The “hate it” part is less black and white (or milk and white, depending on your predilection): it’s a source of sometimes uncontrollable cravings; it’s the cause of weight gain (though not of acne, as once believed); it’s a pathetically poor substitute for a hug, a phone call with your best friend, or therapy; and it’s usually not as good as you thought it was going to be (sort of like that ex-boyfriend, again).
For me, the only way to avoid the inner turmoil around chocolate is the extreme move of cutting it out entirely. Not forever (I couldn’t live with that), but for at least a week, until the urge passes. I’m embarking on a chocolate fast. No chocolate. No eating it, no baking with it, no buying it, no hiding it in the cupboard for a little nip when I’m feeling down.
Instead, I’m going to try out a week (or, if I can make it, two) of eating in a way that’s worked for me in the past: a NAG-friendly , semi-detox diet of fresh fruits, vegetables, whole grains, nuts, seeds; minimal whole-grain flours; and only stevia as an added sweetener. And NO CHOCOLATE. (“How about cocoa, Mum?”) No, not even cocoa. (“How about carob, Mum?”) Carob is acceptable. I’m also going to aim for over 50% raw foods each day.

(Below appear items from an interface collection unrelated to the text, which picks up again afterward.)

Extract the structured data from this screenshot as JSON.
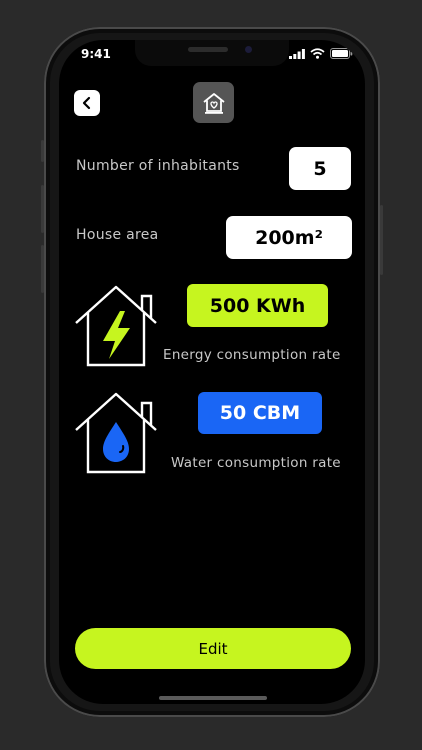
{
  "status_bar": {
    "time": "9:41"
  },
  "header": {
    "back_icon": "chevron-left-icon",
    "logo_icon": "house-heart-icon"
  },
  "inhabitants": {
    "label": "Number of inhabitants",
    "value": "5"
  },
  "house_area": {
    "label": "House area",
    "value": "200m²"
  },
  "energy": {
    "value": "500 KWh",
    "label": "Energy consumption rate",
    "color": "#c6f51f",
    "icon": "house-lightning-icon"
  },
  "water": {
    "value": "50 CBM",
    "label": "Water consumption rate",
    "color": "#1a66f5",
    "icon": "house-water-drop-icon"
  },
  "actions": {
    "edit_label": "Edit",
    "accent": "#c6f51f"
  }
}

For me, this move is part desperation and part a yearning to regain to the experience of vibrant energy and health I enjoyed during my year studying natural nutrition. At the time, one of my teachers there followed a 100% raw-foods (or living-foods, as it’s also called) diet. She also taught cooking classes, and I attended every one. I was amazed at how fantastic the food was–colorful, delicious, a veritable feast for the senses. I’m hoping to share some of her recipes, as well as others I’ve discovered over the years.
Hopefully, this new hard-line regime will help me ride out the chocolate-DTs, followed by a more moderate approach to eating (and, of course, chocolate)–and maybe even a little weight loss.
I do have a couple of desserts and one or two other dishes that I’ve recently prepared and will post as blog entries over the next two weeks, but for the most part, I’ll be sharing my healthier, detoxifying, health-conferring goodies with you. And I’m hoping that declaring it this way on the blog will help me to actually follow through!
So I hope you’ll bear with me after the recent influx of indulgent baked goods. Like some of you, I sometimes feel that a day without baking is a day devoid of some ineffable, necessary primal “something,” something that satisfies at the chromosomal level.
No doubt, the baking will return. Part of my goal when I started this blog was to lose 40 pounds before my next birthday, and unless I somehow get the chocolate habit under control, I know it won’t be a very happy one. (And speaking of birthdays, another HUGE impetus for the chocolate ban is the upcoming birthday bash for Gemini I’s husband–a massive party in the works–on March 1st. Two weeks away; need something nice, nothing fits, don’t want to have to buy something new. Think I could lose 10 pounds by then? Me, either.)
And so, chocolate, adieu. It’s only for a short while, but I’m hoping that absence, in this case, will not make the heart grow fonder. No doubt I will miss you; I may even pine for you. Still, one day, I hope to look at you with the same indifferent eye with which I gaze at Cream of Wheat, or paisley, or Josh Groban (sorry, Josh, not a big fan). After the week is over, let’s renegotiate our relationship in a more level-headed manner. In the meantime, I’ll attempt to forge ahead on my own, without you. But we’ll always have Paris (it is, after all, home of your finest specimens).
(“Oh, Mum, you’re so histrionic. Really, get a grip. Who cares about chocolate? It’s not a big deal. But, um, you’re not thinking of changing your mind about carob now too, are you? Because, you know, we’re allowed to eat carob, and we really love that carob-date thing you make. So we can keep the carob, can’t we, Mum? Can’t we? Mum???”)